A Daily Mirror reporter has been arrested by police at Buckingham Palace after attempting to get a job there.
Security has been tightened since a 2003 newspaper expose
Robert Stansfield, 25, was detained on Friday evening after a job interview for the Royal Household, and has been released on bail until March.
The Mirror said he had been "engaged in a legitimate journalistic enterprise", testing staff recruitment procedures.
Palace security was overhauled after another Mirror reporter, Ryan Parry, got a job as a palace footman in 2003.
Parry worked for two months in the palace after using a false reference to get the job.
That tabloid breach prompted Buckingham Palace to review security and appoint a new director of security, Brigadier Jeffrey Cook.
Following Stansfield's arrest, a Mirror spokeswoman said: "Following the paper's 2003 expose of security surrounding the Royal Family, [the reporter] was instructed to test the robustness of current procedures for staff recruitment by applying for a job as a member of the household.
"We're pleased to see that the palace has learned the lessons of our previous investigation and since tightened its security procedures."
A Buckingham Palace spokeswoman said it did not comment on security matters.
A Scotland Yard spokeswoman confirmed a 25-year-old reporter had been arrested on Friday at the palace and questioned at a central London police station.
He was arrested on suspicion of attempting to obtain pecuniary advantage, theft and false accounting.
Checks on his application by SO14, the Met branch which helps vet royal staff, had revealed some false details, according to the spokeswoman.
Windsor Castle was breached at Prince William's 21st birthday
Last month, a News of the World reporter was arrested in similar circumstances and is now on bail.
Bethany Usher had been investigating palace security in what the paper called a "legitimate journalistic exercise".
Police investigating that incident also arrested a 33-year-old man, not believed to be a reporter, who has been bailed.

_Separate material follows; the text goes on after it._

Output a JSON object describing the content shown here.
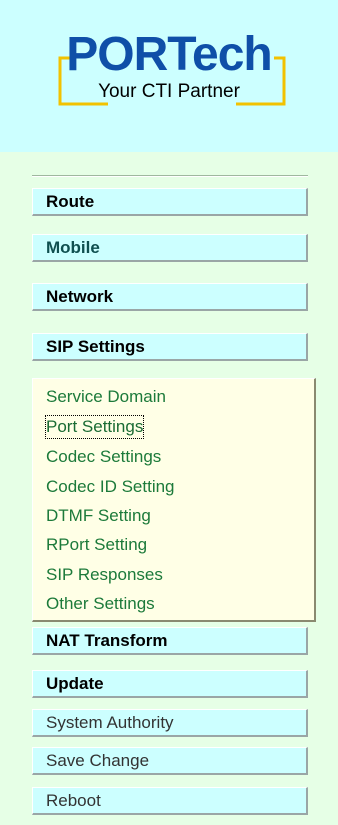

According to the Independent Security Commission, the most likely threat of infiltration of the Royal Family came from journalists and others wishing to "test" security measures or to cause embarrassment.